I wasn't disappointed, either. The four panelists (pictured below) had the audience constantly cracking up with their dry and often self-deprecating humor.
[When I take notes at an event, I write it out longhand in a notebook, and I must say I'm not always the fastest transcriber around. I paraphrased the questions/answers that I didn’t manage to write down verbatim, but I tried to stick as closely as possible to what was asked/answered.]
There wasn't a moderator, although the panelists took turns asking questions to help keep the discussion moving. The first question/statement was about whether politics had any place in science fiction, referring to the recent behind-the-scenes conflict in genre fiction between conservatives and liberals. This sparked a number of jokes, in addition to some deeper discussion of the subject.
Annalee – "Basically by lying and setting our books in alternate history and in the future, we can tell stories we can't tell with nonfiction."
Cory – "One thing science fiction can do is not predict the future, but give us a direction to head towards."
John – SFWA (Science Fiction Writers of America) always had political conflict. During the Vietnam War, half of the organization took out a full page ad supporting the war. And the other half took out an ad against the war. Mr. Scalzi gets emails from readers who disagree with him politically and say they won't read his books anymore. He sends back an email saying, "Kiss my ass."
Annalee – "Politics are a huge part of our lives and that's what makes it interesting. … Humans are into conflict."
Charlie – "There's no way to depoliticize science at this point. … People have different views of science in politics. … Science fiction is about the future, but writers and readers live today."
Charlie – "How can we as science fiction writers give people the tools to resist?"
Cory – "I think there's something that changed in science fiction and technology. … [A] vein of technorealism now coming up in science fiction. … Science fiction is engaging with technology that people use in their lives" every day, like computers.
John – Being a straight, rich, white male, "I am not the right person to write resistance from lots of different viewpoints. … The literature of resistance that comes out of me is from where I am." [Got a round of applause from the audience.]
Charlie – "I think we should do much more to … decolonize our field." Talked about what she termed "wonk-punk," – books that are wonky, like about tax law, etc. that fall outside the direct genre boundaries.
John – Do writers have the duty as individuals to be a beacon?
Cory – The way he decides how to balance the actions in his life is by asking himself the question: "Will I regret this on my deathbed?"
John – "Circumstances on how the reader reads the book will have an influence on them." Readers find things in the work that the writer didn't mean to put in there.
Cory – The internet helps propagate science fiction in non-democratic countries.
Annalee – Also, these authoritarian places produce some great science fiction.
Question: What about gender in science fiction?
Annalee – "Expectations [are] based on gender," but genders aren't assigned.
John – As an experiment, he wrote a book with Chris, an ungendered character, to see how people would react. Women were evenly split. Half thought the character was female, half thought male.
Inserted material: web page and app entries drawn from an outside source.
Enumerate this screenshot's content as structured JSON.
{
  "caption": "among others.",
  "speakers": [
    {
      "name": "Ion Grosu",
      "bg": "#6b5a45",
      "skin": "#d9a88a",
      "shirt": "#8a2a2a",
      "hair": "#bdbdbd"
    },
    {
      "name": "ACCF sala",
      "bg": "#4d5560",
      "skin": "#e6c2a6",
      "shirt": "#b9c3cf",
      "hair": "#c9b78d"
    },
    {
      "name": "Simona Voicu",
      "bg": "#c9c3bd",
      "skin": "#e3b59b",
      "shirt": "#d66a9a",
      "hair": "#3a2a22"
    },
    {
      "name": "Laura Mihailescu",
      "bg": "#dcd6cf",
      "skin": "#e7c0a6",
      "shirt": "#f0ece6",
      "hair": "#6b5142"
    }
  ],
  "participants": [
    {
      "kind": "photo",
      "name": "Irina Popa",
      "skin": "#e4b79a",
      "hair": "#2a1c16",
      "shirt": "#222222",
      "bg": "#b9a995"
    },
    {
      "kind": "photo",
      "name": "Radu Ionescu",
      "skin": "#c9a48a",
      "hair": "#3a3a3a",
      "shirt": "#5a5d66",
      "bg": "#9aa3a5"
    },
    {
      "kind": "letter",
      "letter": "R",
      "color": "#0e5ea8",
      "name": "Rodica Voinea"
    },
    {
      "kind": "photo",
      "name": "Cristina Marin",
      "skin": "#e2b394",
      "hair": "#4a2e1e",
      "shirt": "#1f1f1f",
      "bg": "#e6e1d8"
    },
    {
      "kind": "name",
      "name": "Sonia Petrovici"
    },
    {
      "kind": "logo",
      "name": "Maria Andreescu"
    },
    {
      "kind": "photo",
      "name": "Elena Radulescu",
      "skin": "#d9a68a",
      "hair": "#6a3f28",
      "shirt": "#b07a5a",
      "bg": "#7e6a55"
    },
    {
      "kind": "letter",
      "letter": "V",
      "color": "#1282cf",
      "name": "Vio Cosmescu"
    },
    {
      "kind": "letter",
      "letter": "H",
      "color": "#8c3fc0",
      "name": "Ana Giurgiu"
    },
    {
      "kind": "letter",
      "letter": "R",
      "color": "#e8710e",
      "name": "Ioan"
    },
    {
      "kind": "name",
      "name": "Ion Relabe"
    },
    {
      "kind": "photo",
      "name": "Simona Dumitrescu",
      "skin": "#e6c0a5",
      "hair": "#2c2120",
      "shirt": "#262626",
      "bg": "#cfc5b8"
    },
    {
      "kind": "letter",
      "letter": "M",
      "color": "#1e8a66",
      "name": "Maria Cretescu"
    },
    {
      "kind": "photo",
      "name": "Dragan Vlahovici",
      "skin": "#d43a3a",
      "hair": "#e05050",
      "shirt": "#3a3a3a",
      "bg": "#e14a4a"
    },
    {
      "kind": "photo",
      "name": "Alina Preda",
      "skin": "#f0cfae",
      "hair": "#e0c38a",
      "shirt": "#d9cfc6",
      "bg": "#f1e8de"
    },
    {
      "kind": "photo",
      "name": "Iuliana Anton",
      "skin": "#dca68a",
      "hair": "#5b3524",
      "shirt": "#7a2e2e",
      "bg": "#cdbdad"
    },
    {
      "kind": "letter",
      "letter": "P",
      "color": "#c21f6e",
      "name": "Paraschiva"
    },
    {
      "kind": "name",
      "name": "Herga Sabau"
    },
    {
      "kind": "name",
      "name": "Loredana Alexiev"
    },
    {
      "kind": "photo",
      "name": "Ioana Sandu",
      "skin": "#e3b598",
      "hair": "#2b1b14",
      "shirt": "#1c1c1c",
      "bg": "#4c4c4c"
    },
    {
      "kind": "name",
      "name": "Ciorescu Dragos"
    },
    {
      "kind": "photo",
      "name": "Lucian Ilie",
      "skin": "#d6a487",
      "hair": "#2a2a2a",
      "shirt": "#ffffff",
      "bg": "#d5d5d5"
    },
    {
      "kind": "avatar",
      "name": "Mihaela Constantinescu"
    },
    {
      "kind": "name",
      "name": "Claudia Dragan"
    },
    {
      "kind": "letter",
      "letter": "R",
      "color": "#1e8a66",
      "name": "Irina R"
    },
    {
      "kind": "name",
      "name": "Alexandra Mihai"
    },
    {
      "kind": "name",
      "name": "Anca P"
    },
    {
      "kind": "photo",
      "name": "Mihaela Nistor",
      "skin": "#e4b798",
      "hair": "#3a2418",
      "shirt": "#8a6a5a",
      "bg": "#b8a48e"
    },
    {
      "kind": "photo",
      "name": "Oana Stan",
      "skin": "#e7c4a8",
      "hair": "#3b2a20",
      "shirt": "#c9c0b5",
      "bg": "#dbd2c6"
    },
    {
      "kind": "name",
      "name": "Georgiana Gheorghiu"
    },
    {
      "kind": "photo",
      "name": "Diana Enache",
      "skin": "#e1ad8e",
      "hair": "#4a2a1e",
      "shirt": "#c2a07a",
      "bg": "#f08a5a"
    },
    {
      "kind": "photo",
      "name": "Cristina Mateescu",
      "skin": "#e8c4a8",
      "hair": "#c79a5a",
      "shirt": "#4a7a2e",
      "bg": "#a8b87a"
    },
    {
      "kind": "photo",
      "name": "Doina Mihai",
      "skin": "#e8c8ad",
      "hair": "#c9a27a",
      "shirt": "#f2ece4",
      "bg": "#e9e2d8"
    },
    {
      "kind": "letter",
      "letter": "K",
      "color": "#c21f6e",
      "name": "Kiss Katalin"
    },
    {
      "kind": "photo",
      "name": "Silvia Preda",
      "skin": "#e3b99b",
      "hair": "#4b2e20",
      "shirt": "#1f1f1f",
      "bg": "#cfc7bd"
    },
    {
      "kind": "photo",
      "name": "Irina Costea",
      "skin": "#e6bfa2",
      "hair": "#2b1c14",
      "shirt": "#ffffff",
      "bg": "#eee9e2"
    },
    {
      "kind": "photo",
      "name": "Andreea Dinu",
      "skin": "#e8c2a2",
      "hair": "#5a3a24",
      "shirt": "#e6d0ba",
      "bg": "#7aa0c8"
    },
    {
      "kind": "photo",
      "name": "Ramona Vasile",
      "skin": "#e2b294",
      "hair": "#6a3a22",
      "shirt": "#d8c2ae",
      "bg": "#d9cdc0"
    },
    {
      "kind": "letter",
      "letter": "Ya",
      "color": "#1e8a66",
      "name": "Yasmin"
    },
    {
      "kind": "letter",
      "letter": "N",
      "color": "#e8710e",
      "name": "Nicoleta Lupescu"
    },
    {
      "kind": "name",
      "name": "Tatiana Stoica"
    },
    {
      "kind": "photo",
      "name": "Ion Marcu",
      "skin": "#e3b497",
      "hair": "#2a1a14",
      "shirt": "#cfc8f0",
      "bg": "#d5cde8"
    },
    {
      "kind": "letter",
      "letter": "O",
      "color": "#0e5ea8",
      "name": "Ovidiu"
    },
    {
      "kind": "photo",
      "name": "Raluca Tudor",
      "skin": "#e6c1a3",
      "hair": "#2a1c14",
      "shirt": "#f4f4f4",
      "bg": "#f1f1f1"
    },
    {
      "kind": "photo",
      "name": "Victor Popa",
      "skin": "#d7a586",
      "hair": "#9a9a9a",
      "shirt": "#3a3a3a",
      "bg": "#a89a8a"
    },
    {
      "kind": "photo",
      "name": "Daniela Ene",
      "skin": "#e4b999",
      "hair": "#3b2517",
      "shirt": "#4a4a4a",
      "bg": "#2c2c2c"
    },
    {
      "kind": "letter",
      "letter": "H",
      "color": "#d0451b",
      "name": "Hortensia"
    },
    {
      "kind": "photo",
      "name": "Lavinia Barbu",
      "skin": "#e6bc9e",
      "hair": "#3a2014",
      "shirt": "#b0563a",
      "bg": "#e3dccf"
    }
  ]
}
But with men, it was about 97% who thought Chris was a dude, which he thought was interesting.
Question: How can a writer characterize oppressors?
Charlie – "It is important to get into the heads of all your characters. … What's interesting about fiction is it lets us identify with villains as well as heroes."
John – "Very few people ever think they're the bad guy."
NEXT BLOG POST: Part 3 will be about Margaret Atwood's panel on The Handmaid's Tale.